Italian Violin Making in Argentina

Pablo A. Saraví

376PP ISBN 9789878657127


Argentina, with its unique culture enriched by vast immigration, friendly people and cycles of economic boom and bust, epitomises the romance of travel and adventure, yet little is known of the wealth of fine instruments made there. How often do you see an instrument catalogued in the London auction rooms as originating from Argentina?

This masterful work by Pablo A. Saraví casts light on the many, varied and often overlooked violin makers of Argentina, many who emigrated from Europe, notably Italy, during the 19th and early 20th centuries. The book is based on the original work by the same author published in 2002, but has been revised and expanded; anyone who enjoyed the first edition will also want a copy of this new version which has been thoroughly and passionately researched by the author. I have learnt a lot while reading this book and realised that some instruments I had seen in the past were in fact made in Argentina! Even though this book is a fascinating and enjoyable read, it also represents a great reference resource which should be on the shelf of every violin shop, collector, dealer and enthusiast. The historic photographs and biographies would also be of interest to musicians and social historians, and violinists are sure to find plenty to lust after among the copious illustrated examples.

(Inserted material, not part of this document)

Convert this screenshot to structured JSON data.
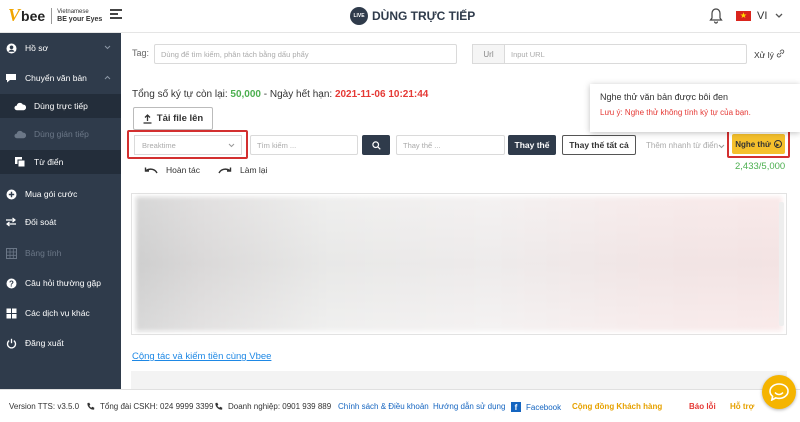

As a bonus, and perhaps the section of this publication of most interest to violin makers, is a partial catalogue of notable instruments from the Isaac Fernández Blanco Museum in Buenos Aires. This collection includes violins by Guarneri ‘del Gesù’ (below), Storioni, Mantegazza, Landolfi, Rogeri, Guadagnini and many others, and the photographs in this section are of superb quality. The author explains that unrestored instruments have not been included – which makes me wonder what other gems are in that museum.

As this volume represents excellent value for money in the world of violin reference books, it feels a little churlish of me to point out that some of the photographs have been snapped in less than ideal conditions, but this is a small gripe for a volume presented excellently overall, and perhaps it simply cannot be possible to bring rare examples of violins into a studio.

After reading this book I am planning a trip to Argentina, not only to see the Blanco museum but to experience Argentina itself. This work not only shares a huge knowledge of a little-known subject but also tells a fascinating story. This book comes highly recommended.